I was so nervous about my digital stuff getting from my old phone to my new one that I wasn’t even insulted by the dummied-down instructions...
It took me a week to get up the nerve to set up my new iPhone. It’s kind of like moving. It’s a lot of work schlepping stuff — boxes or data — and a lot can go wrong. You finish, and you think you never want to do it again. I have a 5G phone now, and I’m hopeful the camera in the iPhone 12 Pro Max makes me happy for several years to come. My wallet hopes so, too.

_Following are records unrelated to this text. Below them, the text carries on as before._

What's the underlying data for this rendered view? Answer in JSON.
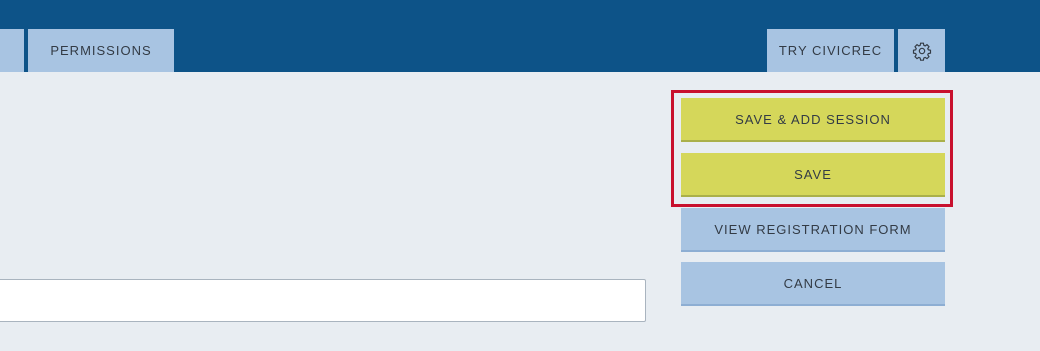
{
  "header": {
    "tabs": [
      {
        "label": ""
      },
      {
        "label": "PERMISSIONS"
      },
      {
        "label": "TRY CIVICREC"
      }
    ],
    "settings_icon": "gear-icon"
  },
  "actions": {
    "save_add_session_label": "SAVE & ADD SESSION",
    "save_label": "SAVE",
    "view_registration_label": "VIEW REGISTRATION FORM",
    "cancel_label": "CANCEL"
  },
  "form": {
    "input_value": ""
  },
  "colors": {
    "header_bg": "#0d5388",
    "tab_bg": "#a8c4e2",
    "primary_button": "#d5d75a",
    "secondary_button": "#a8c4e2",
    "highlight_border": "#c8102e",
    "page_bg": "#e8edf2"
  }
}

After all the reports of Apple cutting back on accessories this round, I was surprised to a see a connector cable in the box. I can always use another lightning cable, I chirped, when I picked it up. But it’s a USB-C-to-lightning connector. I appreciate the cutting-edge foresight, Apple, even though my PCs are still locked in the USB Type-B age. It’ll definitely come in handy for my new battery pack.
I did the porting myself like a lot of people who bought a phone since COVID-19 roared into our lives. I used to go to a Verizon store to buy a new phone because I had so much to lose — photos, contacts, notes, music — if something went wrong in the handoff from one iPhone to another. I had to get over that this year and hold my own hand through the process.
Kudos to Apple and Verizon for making that incredibly smooth. I was so nervous about my digital stuff getting from here to there that I wasn’t even insulted by the dummied-down instructions that seemed aimed at a 10-year-old, an English-as-a-second-language student and an early-onset dementia candidate. Verizon gave the choice to watch a video or follow written steps. I’m a word person so I took that route.
The “Save your stuff” section had 11 steps (including “You’re all done”) with elementary instructions like “tap the settings app,” tap Wi-Fi, choose an available network, and go back to settings. When it instructed to “Tap your Apple profile,” it added the helpful, “It’s located at the top of the settings menu.” Another tech journalist might have been insulted, but I lingered at each step like my life depended on it. My digital life did. So I followed instructions, backing up photos, contacts, mail and the apps I wanted. Some I let go.
I had several “ooh” and “ahh” moments setting up the new phone. Verizon has an app to transfer content, but Apple made it easier using Bluetooth in the Quick Start feature. I placed the old phone over the new one to begin activation of the new device. The phone number popped up on the new phone like a magic trick. I plugged in the last four digits of my Social for verification, then called Verizon from my landline to complete activation.
That’s where I encountered my first hitch. The computerized Verizon agent told me to enter my account PIN. Which account, I wondered? I put in my phone’s PIN…. wrong number. I tried my Apple password. Nope. I hung up in a slight panic, scratching my head about which account number it wanted. I walked around, thought about it, called back, guessed another familiar code and tapped it in. Bing bing bing! Given that the entire process was automated, how would I have progressed if I hadn’t guessed the right code? It would have likely added another hour to the process to get live help.
I tapped the restore from iCloud option, and my content transferred from the iCloud to the new phone. My apps were positioned where I left them on the old phone, and Spotify was at the song I last played on my autumn playlist. All my hard-earned Word Blitz trophies were intact.
A thousand times ‘yes’
Then my Watch pinged me and asked if I wanted to pair. Yes! Yes I did! I was wowed again. I did a final checklist before letting my old phone go, including making sure Find my iPhone was turned off, a dealbreaker on trade-in if you forget that step. Then I installed the iOS 14.2.1 update, which took close to 10 minutes, without a comforting progress bar. I was starting to think something was wrong when the phone finally restarted and the familiar apple appeared.
Before hitting reset, I checked to make sure my 19.56 GB of photos were on the new phone.
They weren’t. That started a more impressive panic. The only three photos on the iPhone 12 were three screen shots I had taken for this column. A look at my profile showed that the photo download paused and would resume when the phone cooled down(!). That lengthy software update evidently taxed me and my phone equally. I left the phone to chill and did some dishes. When I came back, the photos were there. I hit reset, thanked my faithful iPhone 11 for its service and popped it in the mailer for the trade-in.
Straight A’s to Apple and Verizon for a very well executed DIY phone upgrade process with only very minor hiccups. In the age of COVID, it’s hard to imagine standing next to a store employee to do it, and I may feel that way long after a vaccine. COVID has changed retail forever, say the pundits; they may be right.
Not all sales can be handled well online, though. I bought a case on Amazon but it feels flimsy, and the elastic grip I bought doesn’t stick to the silicone case. Now I have to start over, and the only way I’ll have a good feel for a case is to pick through a selection in a store. Sometimes you just need the hands-on experience.